§ **To do**: Every line below containing the word "description" should be found and copied.

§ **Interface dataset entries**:
-------

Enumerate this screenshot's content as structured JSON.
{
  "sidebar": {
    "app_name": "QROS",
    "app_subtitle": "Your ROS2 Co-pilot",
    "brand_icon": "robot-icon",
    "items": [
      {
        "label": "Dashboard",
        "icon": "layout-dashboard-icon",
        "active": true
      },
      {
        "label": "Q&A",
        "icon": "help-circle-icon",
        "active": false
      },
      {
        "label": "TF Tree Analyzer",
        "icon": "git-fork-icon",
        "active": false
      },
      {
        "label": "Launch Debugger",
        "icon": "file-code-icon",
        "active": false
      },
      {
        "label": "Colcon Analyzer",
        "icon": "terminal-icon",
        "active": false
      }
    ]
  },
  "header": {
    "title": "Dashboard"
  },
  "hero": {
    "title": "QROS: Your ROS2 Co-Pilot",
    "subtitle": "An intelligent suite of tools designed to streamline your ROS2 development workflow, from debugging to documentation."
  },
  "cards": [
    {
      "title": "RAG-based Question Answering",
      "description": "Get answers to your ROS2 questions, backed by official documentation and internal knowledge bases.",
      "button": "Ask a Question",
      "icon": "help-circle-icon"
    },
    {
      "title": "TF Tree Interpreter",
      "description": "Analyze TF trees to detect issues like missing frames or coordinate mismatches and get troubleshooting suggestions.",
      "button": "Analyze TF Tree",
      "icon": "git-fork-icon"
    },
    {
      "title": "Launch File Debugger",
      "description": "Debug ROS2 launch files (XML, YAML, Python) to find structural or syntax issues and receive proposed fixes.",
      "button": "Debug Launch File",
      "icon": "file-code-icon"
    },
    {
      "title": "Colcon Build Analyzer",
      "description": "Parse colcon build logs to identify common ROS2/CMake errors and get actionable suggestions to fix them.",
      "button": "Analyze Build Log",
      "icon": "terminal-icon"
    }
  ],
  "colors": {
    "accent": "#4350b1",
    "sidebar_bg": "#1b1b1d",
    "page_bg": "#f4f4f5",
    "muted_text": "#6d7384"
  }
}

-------

§ **Solved exercise**:
      "description": "Get answers to your ROS2 questions, backed by official documentation and internal knowledge bases.",
      "description": "Analyze TF trees to detect issues like missing frames or coordinate mismatches and get troubleshooting suggestions.",
      "description": "Debug ROS2 launch files (XML, YAML, Python) to find structural or syntax issues and receive proposed fixes.",
      "description": "Parse colcon build logs to identify common ROS2/CMake errors and get actionable suggestions to fix them.",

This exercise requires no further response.